The Oi Racecourse, aka the Tokyo City Keiba, is hopping on the illumination bandwagon with this new event, with the nighttime races set to be lit up. What's more, there will be a whopping eight million lights, making it the biggest illumination in the Kanto area. Making a detour to the racecourse has never been more worthwhile.
Always one of Tokyo's most popular light-up shows, the Omotesando illumination is back as an annual occurrence, with some 900,000 champagne-coloured LED lights shrouding the zelkova trees that run between the Jingumae and Omotesando crossings.
Dubbed Ao no Dokutsu ('Blue Cavern'), this illumination show was a huge hit when it first took place along the Meguro River back in 2014. Brought back to Shibuya last year, it will again engulf the backstreets of Shibuya in a mysterious glow until New Year's Eve. Set up along a 800m stretch covering Koen-dori all the way to Yoyogi Park, thousands of blue LEDs reflect off the ground to create an immersive light-up experience.
70,000 blue and white lights around Roppongi Hills in winter are a well-known sight for most Tokyoites. Just like in previous years, this year's illumination show is also set to feature warm colours, so try sticking around, wait for the bulbs to switch, and see the area in a whole new, uh, light. For additional excitement, check out the understated decorations at Mohri Garden and make your way to the huge tree set up in the middle of 66 Plaza.

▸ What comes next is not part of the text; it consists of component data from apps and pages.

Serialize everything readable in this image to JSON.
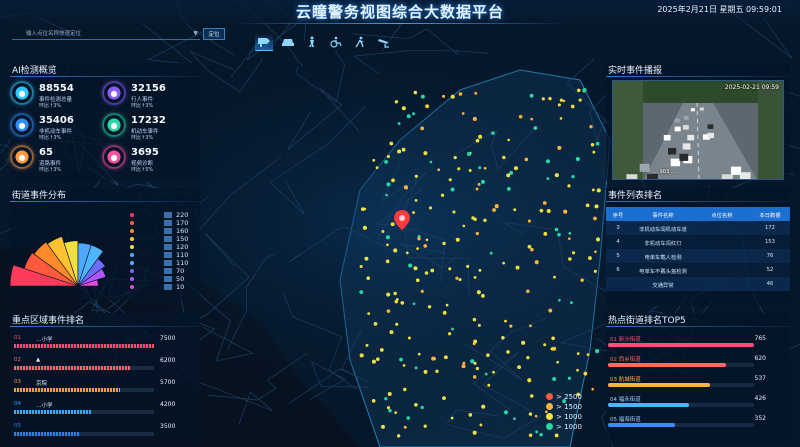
{
  "header": {
    "title": "云瞳警务视图综合大数据平台",
    "datetime": "2025年2月21日 星期五 09:59:01"
  },
  "search": {
    "placeholder": "输入点位名称快速定位",
    "button": "定位"
  },
  "category_icons": [
    {
      "icon": "camera-icon",
      "active": true
    },
    {
      "icon": "car-icon",
      "active": false
    },
    {
      "icon": "pedestrian-icon",
      "active": false
    },
    {
      "icon": "wheelchair-icon",
      "active": false
    },
    {
      "icon": "walking-icon",
      "active": false
    },
    {
      "icon": "cctv-icon",
      "active": false
    }
  ],
  "ai_overview": {
    "title": "AI检测概览",
    "items": [
      {
        "value": "88554",
        "label": "事件检测总量",
        "ratio": "环比↑3%",
        "color": "#2ec6ff",
        "icon": "pie-icon"
      },
      {
        "value": "32156",
        "label": "行人事件",
        "ratio": "环比↑3%",
        "color": "#8a5bff",
        "icon": "person-icon"
      },
      {
        "value": "35406",
        "label": "非机动车事件",
        "ratio": "环比↑3%",
        "color": "#2f8cff",
        "icon": "bike-icon"
      },
      {
        "value": "17232",
        "label": "机动车事件",
        "ratio": "环比↑3%",
        "color": "#27d9a6",
        "icon": "car-icon"
      },
      {
        "value": "65",
        "label": "道路事件",
        "ratio": "环比↑3%",
        "color": "#ff9a3c",
        "icon": "road-icon"
      },
      {
        "value": "3695",
        "label": "视频诊断",
        "ratio": "环比↑5%",
        "color": "#ff4fa0",
        "icon": "video-icon"
      }
    ]
  },
  "street_distribution": {
    "title": "街道事件分布",
    "chart_data": {
      "type": "pie",
      "values": [
        220,
        170,
        160,
        150,
        120,
        110,
        110,
        70,
        50,
        10
      ],
      "colors": [
        "#ff3b5c",
        "#ff5a3c",
        "#ff8a2a",
        "#ffc233",
        "#f0e040",
        "#4fa8ff",
        "#4db6ff",
        "#6f6bff",
        "#b055ff",
        "#e24bd8"
      ]
    }
  },
  "key_areas": {
    "title": "重点区域事件排名",
    "items": [
      {
        "rank": "01",
        "name": "…小学",
        "value": 7500,
        "color": "#ff4f6d"
      },
      {
        "rank": "02",
        "name": "▲",
        "value": 6200,
        "color": "#ff6b6b"
      },
      {
        "rank": "03",
        "name": "京院",
        "value": 5700,
        "color": "#ff9a3c"
      },
      {
        "rank": "04",
        "name": "…小学",
        "value": 4200,
        "color": "#3aa9ff"
      },
      {
        "rank": "05",
        "name": "",
        "value": 3500,
        "color": "#2f7fe6"
      }
    ],
    "max": 7500
  },
  "live_video": {
    "title": "实时事件播报",
    "stamp": "2025-02-21 09:59",
    "caption": "… 903 …"
  },
  "event_list": {
    "title": "事件列表排名",
    "columns": [
      "序号",
      "事件名称",
      "点位名称",
      "本日数据"
    ],
    "rows": [
      [
        "3",
        "非机动车闯机动车道",
        "",
        "172"
      ],
      [
        "4",
        "非机动车闯红灯",
        "",
        "153"
      ],
      [
        "5",
        "电单车载人检测",
        "",
        "76"
      ],
      [
        "6",
        "电单车不戴头盔检测",
        "",
        "52"
      ],
      [
        "",
        "交通异常",
        "",
        "46"
      ]
    ]
  },
  "top5": {
    "title": "热点街道排名TOP5",
    "items": [
      {
        "label": "01 新沙街道",
        "value": 765,
        "color": "#ff4f7a"
      },
      {
        "label": "02 西乡街道",
        "value": 620,
        "color": "#ff6a5c"
      },
      {
        "label": "03 航城街道",
        "value": 537,
        "color": "#ffb23c"
      },
      {
        "label": "04 福永街道",
        "value": 426,
        "color": "#4fb3ff"
      },
      {
        "label": "05 福海街道",
        "value": 352,
        "color": "#3a8cff"
      }
    ],
    "max": 765
  },
  "map_legend": [
    {
      "label": "> 2500",
      "color": "#ff5a3c"
    },
    {
      "label": "> 1500",
      "color": "#ffb23c"
    },
    {
      "label": "> 1000",
      "color": "#f0e040"
    },
    {
      "label": "> 1000",
      "color": "#27d9a6"
    }
  ]
}
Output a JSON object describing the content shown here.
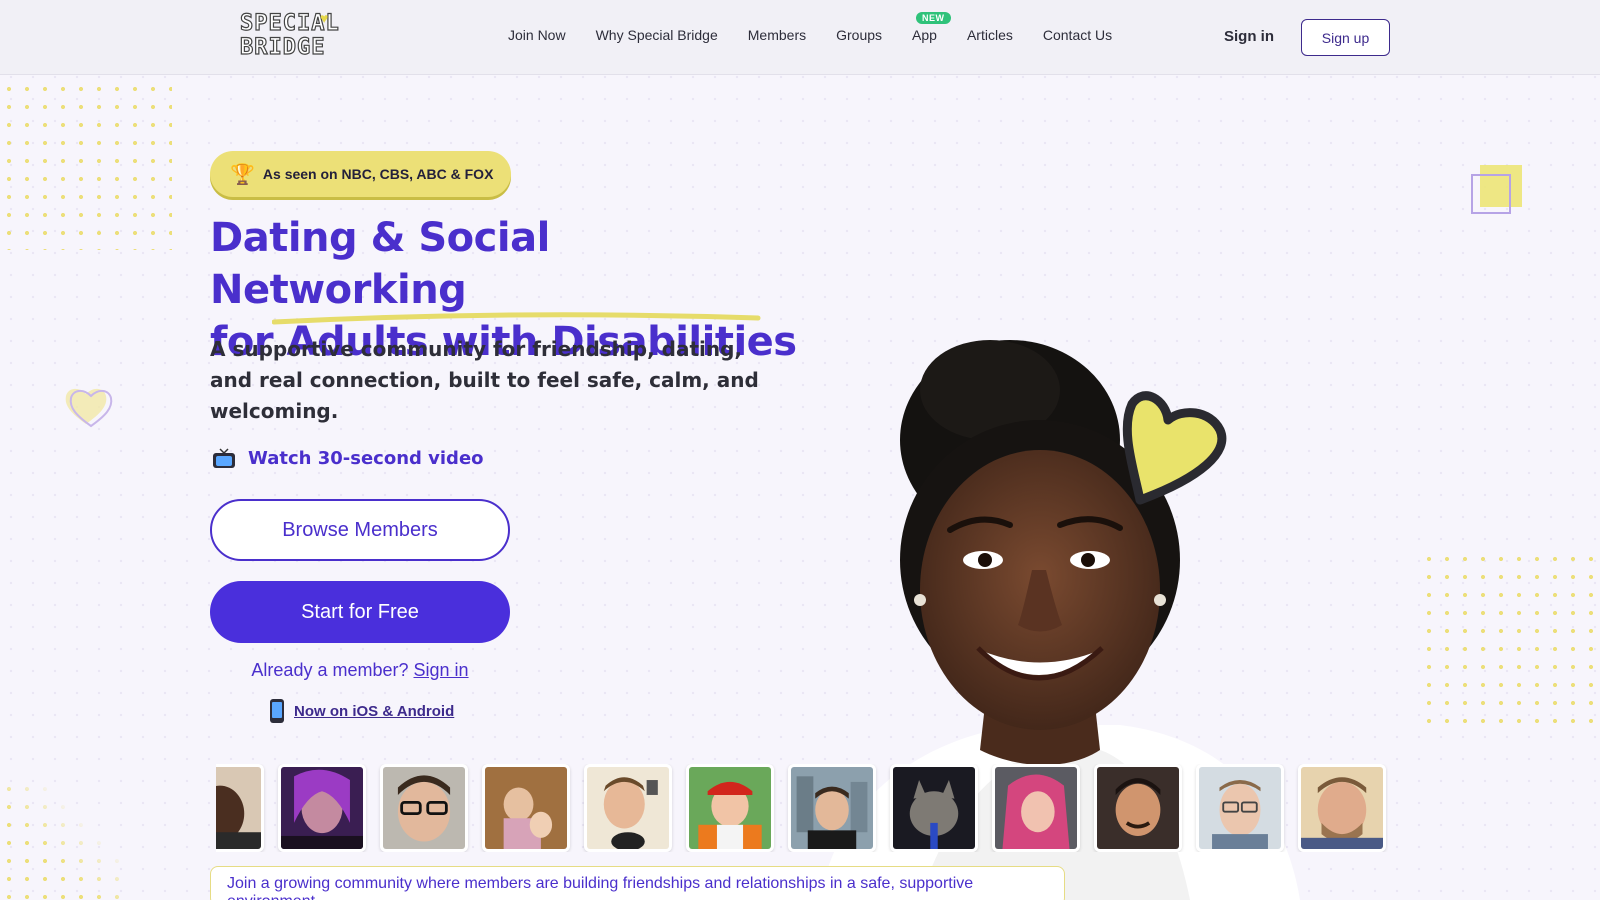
{
  "header": {
    "logo_text_line1": "SPECIAL",
    "logo_text_line2": "BRIDGE",
    "nav": [
      {
        "label": "Join Now"
      },
      {
        "label": "Why Special Bridge"
      },
      {
        "label": "Members"
      },
      {
        "label": "Groups"
      },
      {
        "label": "App",
        "badge": "NEW"
      },
      {
        "label": "Articles"
      },
      {
        "label": "Contact Us"
      }
    ],
    "sign_in": "Sign in",
    "sign_up": "Sign up"
  },
  "hero": {
    "badge": "As seen on NBC, CBS, ABC & FOX",
    "badge_icon": "trophy-icon",
    "title_line1": "Dating & Social Networking",
    "title_line2": "for Adults with Disabilities",
    "subtitle": "A supportive community for friendship, dating, and real connection, built to feel safe, calm, and welcoming.",
    "video_link": "Watch 30-second video",
    "video_icon": "tv-icon",
    "browse_button": "Browse Members",
    "start_button": "Start for Free",
    "already_member": "Already a member?",
    "already_sign_in": "Sign in",
    "mobile_text": "Now on iOS & Android",
    "mobile_icon": "phone-icon"
  },
  "members_strip_count": 12,
  "community_text": "Join a growing community where members are building friendships and relationships in a safe, supportive environment.",
  "colors": {
    "primary": "#4a2fdc",
    "accent_yellow": "#ece077",
    "background": "#f7f5fc"
  }
}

This Shiodome shopping complex always puts a lot of work into its Christmas light-ups, and this year is no exception: for this year, the Caretta Illumination will have a 'Princess Story' theme inspired by Disney and Pixar films like 'Tangled' and 'Frozen'. It's blatantly commercial, sure, but still worth a quick look on a dark winter evening. Just like last year, the illumination display will stay up until Valentine's Day. Also, from November 21st, as they'll have a special light up dedicated to 'The Incredibles' at 5pm each day.
One of the top illumination events in Tokyo in terms of scale, and boasting hundreds of thousands of LEDs strung all around the complex, Tokyo Dome City’s light-up has an ‘Edo Elegance Japanese Beauty’ theme this winter inspired by traditional Japanese crafts. You can also look forward to Edo Kiriko transformed into a kaleidoscope, glowing origami cranes and other quirky contraptions, while the restaurants and cafés around the facility offer special candy-themed menus.
The rooftop garden at Tokyu Plaza Omotesando assumes a Christmasy character from mid-November, when 16,000 lightbulbs start giving off a warm, orange-tinged light. Wear your warm jacket, grab a bento and try a wintertime picnic under the pretty LEDs.
The risquely named Sagamiko Resort Pleasure Forest will be again be pulling out all the stops for its winter illumination show: the Illumillion supposedly uses the largest amount of lights in the entire Kanto region (around six million LEDs). The production has once again been renewed and features a wide range of colours, accompanying music, and light constructions that take advantage of the fountains and lush greenery of the park. Visitors can also use the amusement park rides (including the ferris wheel) at night, so take advantage of this opportunity to enjoy the sparkling forest scenery from a different viewpoint.